So some friends of ours have expressed an interest in going to this, perhaps making it into a road trip of a couple of weeks or so. I’m not that much of a hot air balloon person, and I’m really not the kind of morning person I think you’d need to be in order to be feeling gleeful at the prospect of getting up at 3:30 AM for a morning event (ouch), but on the other hand it seems like the sort of thing that might be worth doing at least once in your life…so it looks like I’ve got some trip planning research ahead of me.
In other news, we’ve recently started the sequel to Failbetter Games’s Sunless Sea, Sunless Skies. The first game is gloriously niche – you pilot a tiny ship through a vast underground cavern dotted here and there with islands and heavily populated with menaces ranging from your standard pirates to terrifying Lovecraftian horrors. As you sail, you encounter dozens of weird and entertaining little storylets – mini-plots for all of your officers, and on each island a little thicket of tales to explore that highlight the creativity of the worldbuilding. There’s a range of victory conditions to pursue, too, ranging from the somewhat mundane (become fabulously wealthy!) to the enticingly mysterious (join an adventurer in a quest to pass through the Avid Horizon, a frigid and desolate place containing a gate to…somewhere. We loved it.
And yet we’ve only finished one of its many victory conditions. Why? Because it’s a roguelike, a decision that I still find baffling. Dying and returning to the start of something makes sense for many games, but not for one where a death can easily wipe out twenty hours of gameplay. Moreover, it can be intensely frustrating to have to re-do the first part of all of your quests many many many times before living long enough to see the end of them, setting up a weird dynamic where you find yourself rushing to try to complete things before a horror from below rips your tiny ship in half. (I’ve learned there’s a mod available that can mitigate this somewhat by not re-setting quest progress on death; this might be worth a go if i want to read more of the game’s stories.)

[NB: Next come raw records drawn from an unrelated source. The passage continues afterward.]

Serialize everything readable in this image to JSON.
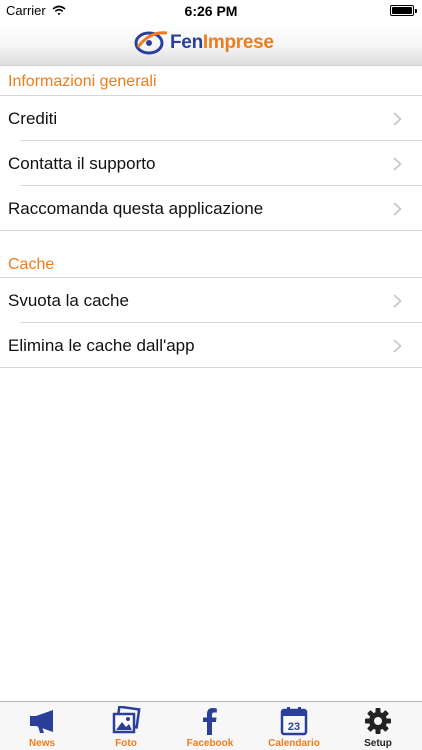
{
  "status_bar": {
    "carrier": "Carrier",
    "time": "6:26 PM"
  },
  "nav_bar": {
    "logo_part1": "Fen",
    "logo_part2": "Imprese"
  },
  "sections": [
    {
      "header": "Informazioni generali",
      "rows": [
        "Crediti",
        "Contatta il supporto",
        "Raccomanda questa applicazione"
      ]
    },
    {
      "header": "Cache",
      "rows": [
        "Svuota la cache",
        "Elimina le cache dall'app"
      ]
    }
  ],
  "tabs": [
    {
      "label": "News",
      "icon": "megaphone-icon"
    },
    {
      "label": "Foto",
      "icon": "photos-icon"
    },
    {
      "label": "Facebook",
      "icon": "facebook-icon"
    },
    {
      "label": "Calendario",
      "icon": "calendar-icon",
      "calendar_day": "23"
    },
    {
      "label": "Setup",
      "icon": "gear-icon"
    }
  ],
  "colors": {
    "accent": "#ee7c1c",
    "brand_blue": "#2a3f9a",
    "active_tab": "#222222"
  }
}
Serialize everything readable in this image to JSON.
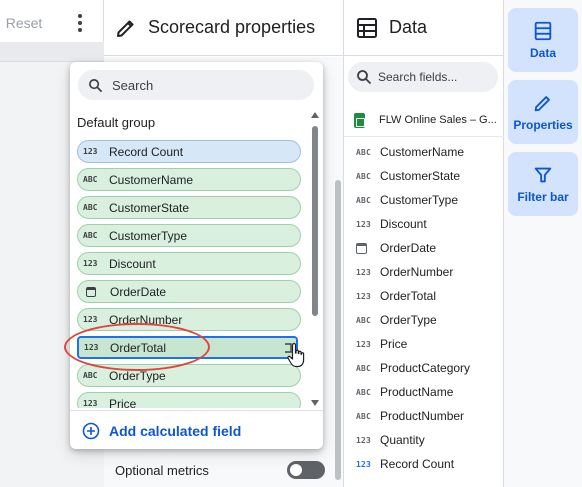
{
  "toolbar": {
    "reset_label": "Reset"
  },
  "properties_panel": {
    "title": "Scorecard properties",
    "optional_metrics_label": "Optional metrics",
    "optional_metrics_enabled": false
  },
  "field_picker": {
    "search_placeholder": "Search",
    "group_label": "Default group",
    "add_calculated_label": "Add calculated field",
    "fields": [
      {
        "type": "123",
        "label": "Record Count"
      },
      {
        "type": "ABC",
        "label": "CustomerName"
      },
      {
        "type": "ABC",
        "label": "CustomerState"
      },
      {
        "type": "ABC",
        "label": "CustomerType"
      },
      {
        "type": "123",
        "label": "Discount"
      },
      {
        "type": "date",
        "label": "OrderDate"
      },
      {
        "type": "123",
        "label": "OrderNumber"
      },
      {
        "type": "123",
        "label": "OrderTotal"
      },
      {
        "type": "ABC",
        "label": "OrderType"
      },
      {
        "type": "123",
        "label": "Price"
      }
    ],
    "selected_field": "OrderTotal"
  },
  "data_panel": {
    "title": "Data",
    "search_placeholder": "Search fields...",
    "source_name": "FLW Online Sales – G...",
    "fields": [
      {
        "type": "ABC",
        "label": "CustomerName"
      },
      {
        "type": "ABC",
        "label": "CustomerState"
      },
      {
        "type": "ABC",
        "label": "CustomerType"
      },
      {
        "type": "123",
        "label": "Discount"
      },
      {
        "type": "date",
        "label": "OrderDate"
      },
      {
        "type": "123",
        "label": "OrderNumber"
      },
      {
        "type": "123",
        "label": "OrderTotal"
      },
      {
        "type": "ABC",
        "label": "OrderType"
      },
      {
        "type": "123",
        "label": "Price"
      },
      {
        "type": "ABC",
        "label": "ProductCategory"
      },
      {
        "type": "ABC",
        "label": "ProductName"
      },
      {
        "type": "ABC",
        "label": "ProductNumber"
      },
      {
        "type": "123",
        "label": "Quantity"
      },
      {
        "type": "123",
        "label": "Record Count"
      }
    ]
  },
  "rail": {
    "data_label": "Data",
    "properties_label": "Properties",
    "filter_label": "Filter bar"
  },
  "colors": {
    "accent": "#0b57d0",
    "dimension_chip": "#d9f0df",
    "metric_chip": "#d6e7f7",
    "annotation": "#e0453b"
  }
}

The second game is a roguelike as well, sadly, though they’ve made the wise decision to make the goodies you can pass on to your next captain more generous. (There IS a more merciful game mode that permits save-scumming, but naturally with Mark on the team we couldn’t go for that one.) That said, our only death so far was wiped out by the game’s locking up on us (it seems that there are some growing pains with version 1.0 as it emerges from Early Access.) There’s gamepad support this time, though it feels rather janky – it’s startlingly difficult to keep your vessel moving in a straight line. Hopefully kinks that will be smoothed out as the release progresses.
This installment in the…is it a franchise now?…takes as its premise the notion that someone, at least, was successful in passing through the Avid Horizon as I mentioned above – and as it turned out, what was beyond that was a skyscape full of new wonders. And terrors, because obviously.
Ten years on, control of the skies is a battle between The Establishment and the scrappy colonists who believe this new frontier is rightly theirs. This conflict forms the backdrop for your own story, which begins with you as first officer on a small but scrappy sky-train recently returned from the land of the dead (somehow.) The voyage did not go well for the former captain, who as the game begins is dying of…something, a strange illness that covers her skin in glowing sigils. In exchange for passing the ship on to you, she requests a promise: take the black box in the ship’s hold to New London, and do not open it.
And then she is gone, and the ship is yours, skeleton crew and all. Good luck, captain.
It’s a fairly cracking beginning really, and I’m hopeful that the rest of it will be as divertingly, endearingly weird as its predecessor. Thus far, the skies aren’t quite as oppressively dark and lonely as the Sunless Sea once was – the art’s rather lovely, honestly, and does a good job suggesting layers of possibly-infinite space despite the two dimensional plane your locomotive-ship actually moves in. But the writing’s been as inventively bizarre as ever, thus far, and we’ve got a lot of new lands to discover. Until we die or go irrevocably mad, of course.
So…more of the same, rather, I suppose. But I’m all right with that.